The score excited me, because at least that aspect of the film felt reminiscent of the golden age of Hollywood, but there were about 20 minutes left in the film when I thought to myself, does this film even have a score? Again, adding nothing to the film. And the same goes for the production design. Early on we follow a young Charley Lederer (one of the writers of His Girl Friday!) onto the Paramount Lot, and I was excited to see a representation of the old Hollywood studios, and yet again never done justice. The film is all interiors, nothing but offices and bedrooms. There just weren't any aspects of the film that impressed me, to include the acting. When the sound design is the best part of your film, you've got a problem.
I'm seeing the word "scathing" getting tossed around a bit, but this isn't scathing, it's tame. Last year's Judy took a more scathing look at Hollywood figures like LB Mayer than Mank ever dares to. I was promised a look at the fight over ownership of Citizen Kane, but this is just a movie about someone writing Citizen Kane, and that's not particularly exciting.
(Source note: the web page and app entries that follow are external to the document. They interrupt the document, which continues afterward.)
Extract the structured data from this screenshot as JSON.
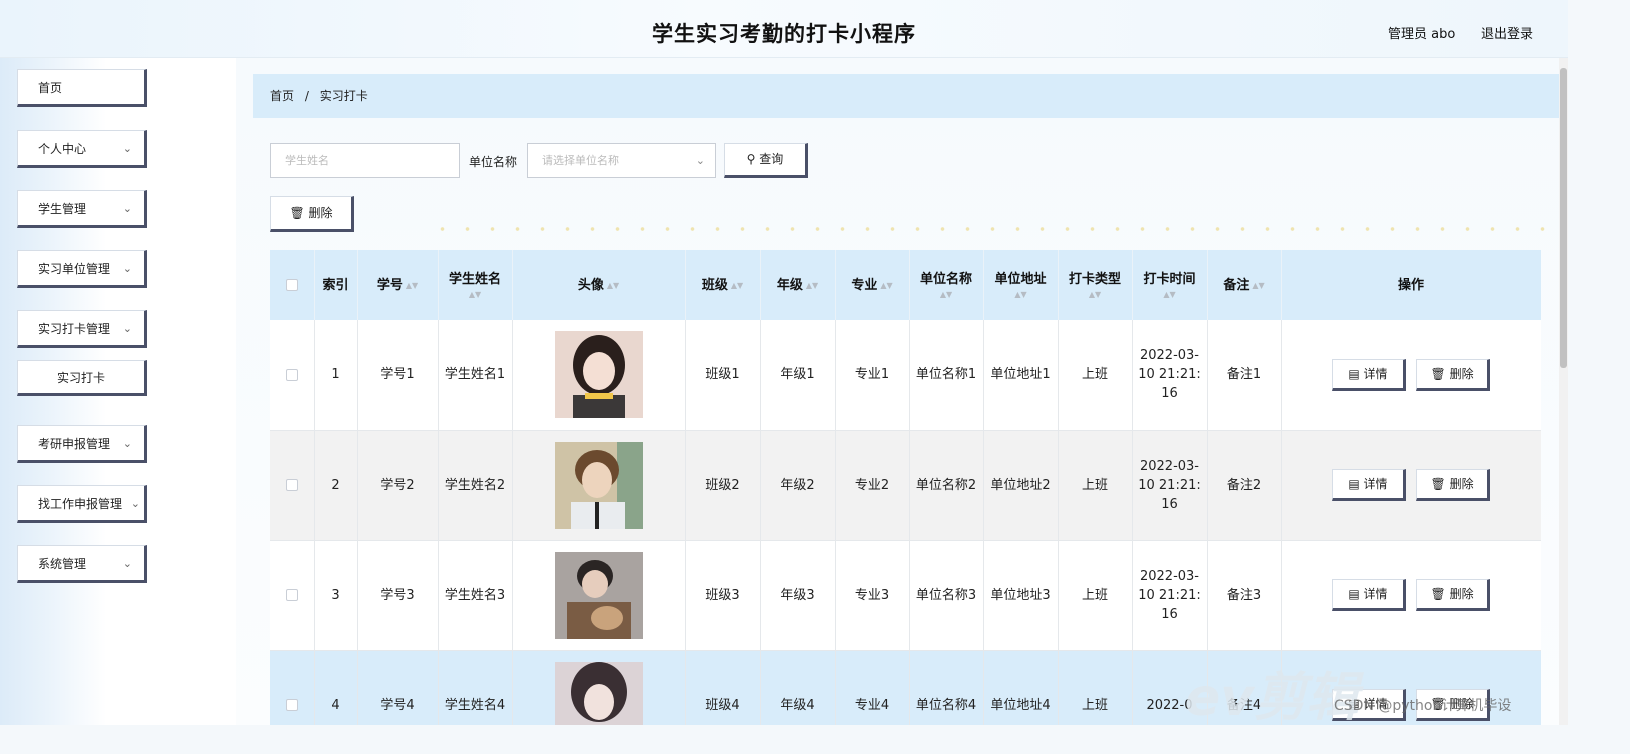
{
  "app": {
    "title": "学生实习考勤的打卡小程序",
    "user": "管理员 abo",
    "logout": "退出登录"
  },
  "sidebar": {
    "items": [
      {
        "label": "首页"
      },
      {
        "label": "个人中心"
      },
      {
        "label": "学生管理"
      },
      {
        "label": "实习单位管理"
      },
      {
        "label": "实习打卡管理"
      },
      {
        "label": "实习打卡"
      },
      {
        "label": "考研申报管理"
      },
      {
        "label": "找工作申报管理"
      },
      {
        "label": "系统管理"
      }
    ]
  },
  "breadcrumb": {
    "home": "首页",
    "separator": "/",
    "current": "实习打卡"
  },
  "search": {
    "name_placeholder": "学生姓名",
    "unit_label": "单位名称",
    "unit_placeholder": "请选择单位名称",
    "query_label": "查询",
    "delete_label": "删除"
  },
  "table": {
    "columns": [
      "索引",
      "学号",
      "学生姓名",
      "头像",
      "班级",
      "年级",
      "专业",
      "单位名称",
      "单位地址",
      "打卡类型",
      "打卡时间",
      "备注",
      "操作"
    ],
    "rows": [
      {
        "index": "1",
        "student_no": "学号1",
        "name": "学生姓名1",
        "class": "班级1",
        "grade": "年级1",
        "major": "专业1",
        "unit_name": "单位名称1",
        "unit_addr": "单位地址1",
        "type": "上班",
        "time": "2022-03-10 21:21:16",
        "remark": "备注1"
      },
      {
        "index": "2",
        "student_no": "学号2",
        "name": "学生姓名2",
        "class": "班级2",
        "grade": "年级2",
        "major": "专业2",
        "unit_name": "单位名称2",
        "unit_addr": "单位地址2",
        "type": "上班",
        "time": "2022-03-10 21:21:16",
        "remark": "备注2"
      },
      {
        "index": "3",
        "student_no": "学号3",
        "name": "学生姓名3",
        "class": "班级3",
        "grade": "年级3",
        "major": "专业3",
        "unit_name": "单位名称3",
        "unit_addr": "单位地址3",
        "type": "上班",
        "time": "2022-03-10 21:21:16",
        "remark": "备注3"
      },
      {
        "index": "4",
        "student_no": "学号4",
        "name": "学生姓名4",
        "class": "班级4",
        "grade": "年级4",
        "major": "专业4",
        "unit_name": "单位名称4",
        "unit_addr": "单位地址4",
        "type": "上班",
        "time": "2022-0",
        "remark": "备注4"
      }
    ],
    "detail_label": "详情",
    "delete_label": "删除"
  },
  "watermark": "CSDN @python计算机毕设",
  "ev_logo": "ev剪辑",
  "colors": {
    "accent": "#d8ecfa",
    "button_shadow": "#4a5068"
  }
}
But if it's going to be about the creation process, at least paint us a damning picture of the man that inspired Charles Foster Kane, and his use and abuse of power in America. Instead, all Fincher did by trying to be political was use Mankiewicz, unwittingly or not, as a picture of everything that is obnoxious about wealthy people advocating for socialism while indulging in high society and accepting paychecks from the very people they scorn.
Mank is all impressions and name-dropping. Instead of using history as an inspiration it leans on it like a crutch, spouting out names facts and events like an uninspired grade school report card. David Fincher should be very proud that he made his dad's movie, but that doesn't mean you have to watch it.
If you're looking for Hollywood insight, I recommend The Bad and the Beautiful! Not perfect, but at least that felt like it had a point.